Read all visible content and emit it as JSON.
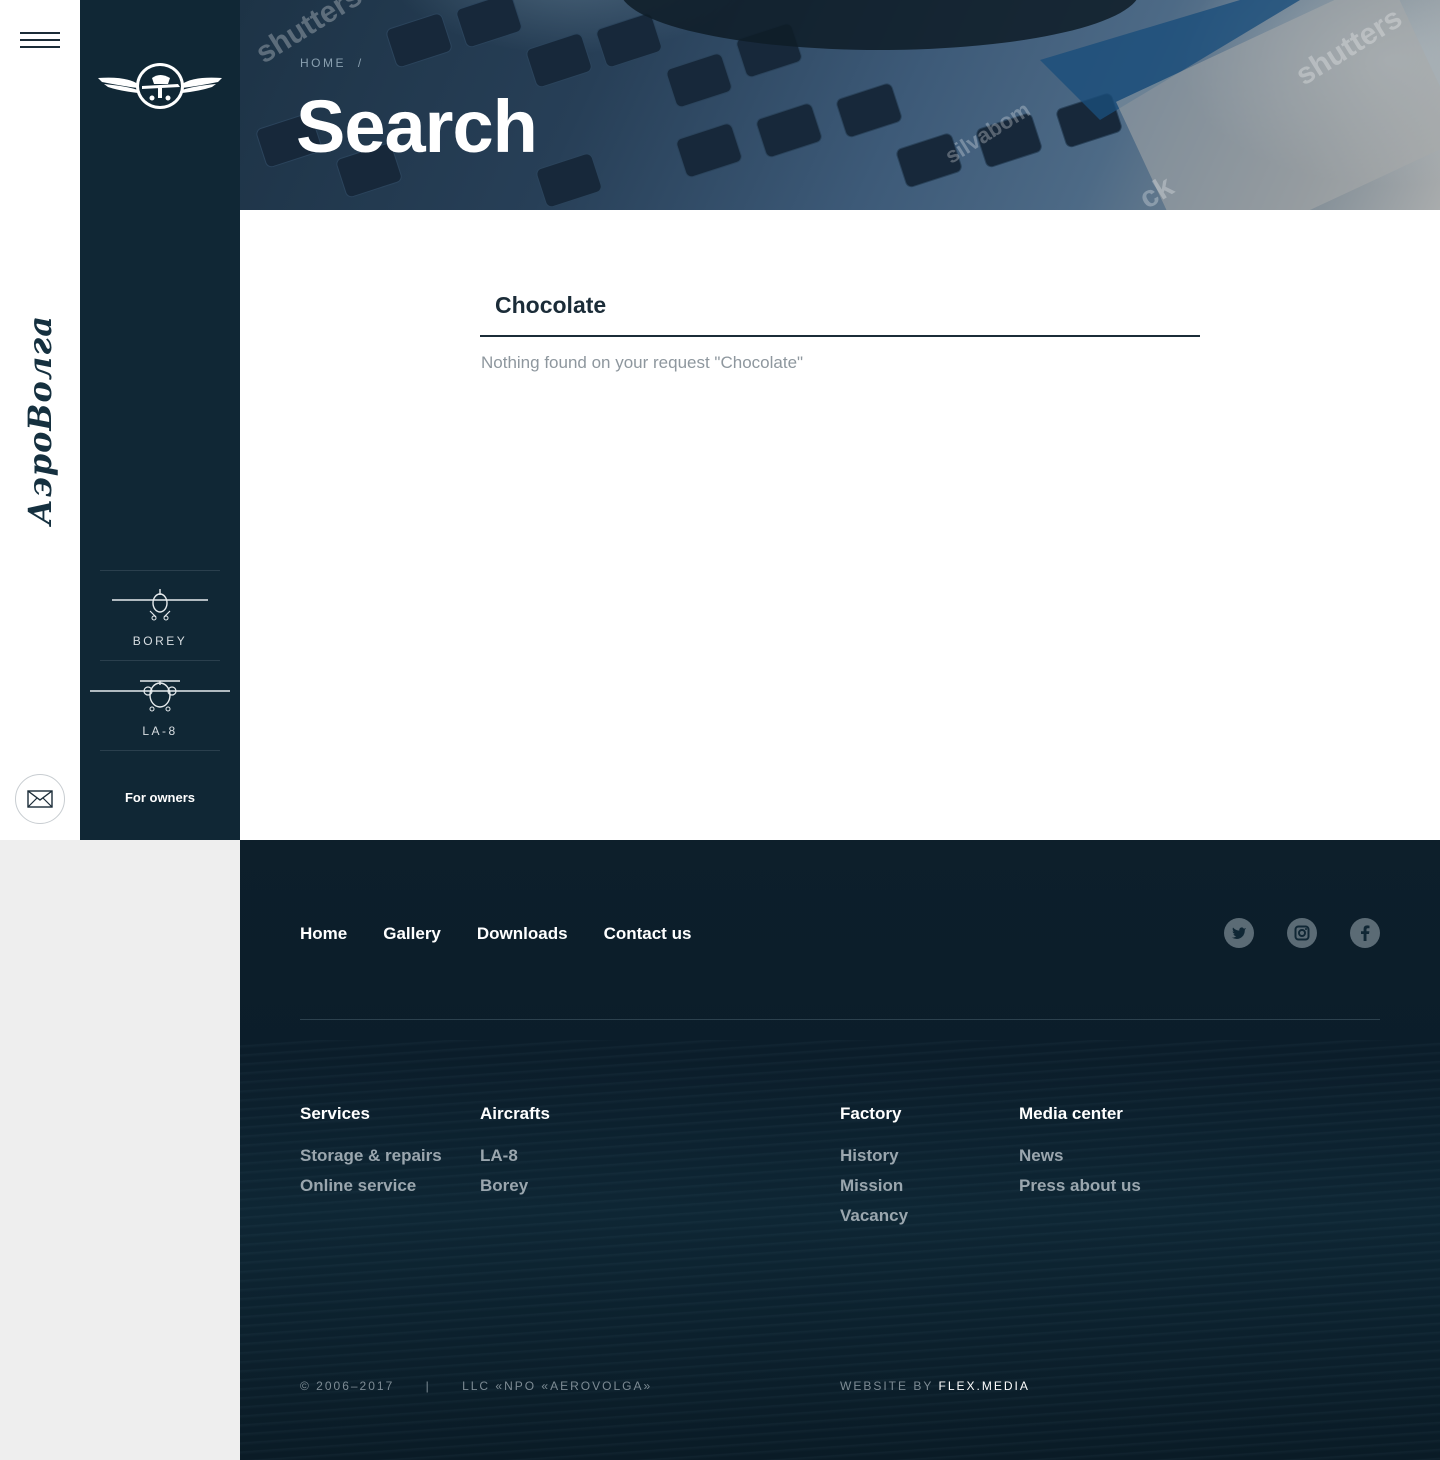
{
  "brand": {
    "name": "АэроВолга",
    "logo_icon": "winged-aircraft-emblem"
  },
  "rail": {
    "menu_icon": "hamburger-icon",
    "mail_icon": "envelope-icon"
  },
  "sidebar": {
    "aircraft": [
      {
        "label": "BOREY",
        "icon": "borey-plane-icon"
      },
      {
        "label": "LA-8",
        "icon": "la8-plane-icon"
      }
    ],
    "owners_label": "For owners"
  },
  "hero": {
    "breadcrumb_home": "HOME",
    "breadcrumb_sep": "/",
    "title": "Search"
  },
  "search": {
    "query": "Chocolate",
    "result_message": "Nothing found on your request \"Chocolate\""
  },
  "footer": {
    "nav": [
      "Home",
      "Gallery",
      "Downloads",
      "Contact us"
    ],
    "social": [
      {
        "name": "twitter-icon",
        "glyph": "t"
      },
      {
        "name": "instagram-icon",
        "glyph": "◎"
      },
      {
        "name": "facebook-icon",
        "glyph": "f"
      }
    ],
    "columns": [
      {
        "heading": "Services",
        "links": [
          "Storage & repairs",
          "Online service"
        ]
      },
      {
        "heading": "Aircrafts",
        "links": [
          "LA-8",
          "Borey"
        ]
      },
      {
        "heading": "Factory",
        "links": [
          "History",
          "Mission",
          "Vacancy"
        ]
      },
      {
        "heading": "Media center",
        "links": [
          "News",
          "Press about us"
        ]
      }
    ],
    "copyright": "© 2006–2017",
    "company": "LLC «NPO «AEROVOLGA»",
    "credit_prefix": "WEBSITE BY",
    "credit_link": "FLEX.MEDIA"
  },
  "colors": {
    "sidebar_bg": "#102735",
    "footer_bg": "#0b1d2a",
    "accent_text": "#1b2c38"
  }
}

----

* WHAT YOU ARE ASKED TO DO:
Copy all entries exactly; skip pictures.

* COMPLETED EXERCISE:
Read all visible content and emit it as JSON.
{
  "brand": {
    "name": "АэроВолга",
    "logo_icon": "winged-aircraft-emblem"
  },
  "rail": {
    "menu_icon": "hamburger-icon",
    "mail_icon": "envelope-icon"
  },
  "sidebar": {
    "aircraft": [
      {
        "label": "BOREY",
        "icon": "borey-plane-icon"
      },
      {
        "label": "LA-8",
        "icon": "la8-plane-icon"
      }
    ],
    "owners_label": "For owners"
  },
  "hero": {
    "breadcrumb_home": "HOME",
    "breadcrumb_sep": "/",
    "title": "Search"
  },
  "search": {
    "query": "Chocolate",
    "result_message": "Nothing found on your request \"Chocolate\""
  },
  "footer": {
    "nav": [
      "Home",
      "Gallery",
      "Downloads",
      "Contact us"
    ],
    "social": [
      {
        "name": "twitter-icon",
        "glyph": "t"
      },
      {
        "name": "instagram-icon",
        "glyph": "◎"
      },
      {
        "name": "facebook-icon",
        "glyph": "f"
      }
    ],
    "columns": [
      {
        "heading": "Services",
        "links": [
          "Storage & repairs",
          "Online service"
        ]
      },
      {
        "heading": "Aircrafts",
        "links": [
          "LA-8",
          "Borey"
        ]
      },
      {
        "heading": "Factory",
        "links": [
          "History",
          "Mission",
          "Vacancy"
        ]
      },
      {
        "heading": "Media center",
        "links": [
          "News",
          "Press about us"
        ]
      }
    ],
    "copyright": "© 2006–2017",
    "company": "LLC «NPO «AEROVOLGA»",
    "credit_prefix": "WEBSITE BY",
    "credit_link": "FLEX.MEDIA"
  },
  "colors": {
    "sidebar_bg": "#102735",
    "footer_bg": "#0b1d2a",
    "accent_text": "#1b2c38"
  }
}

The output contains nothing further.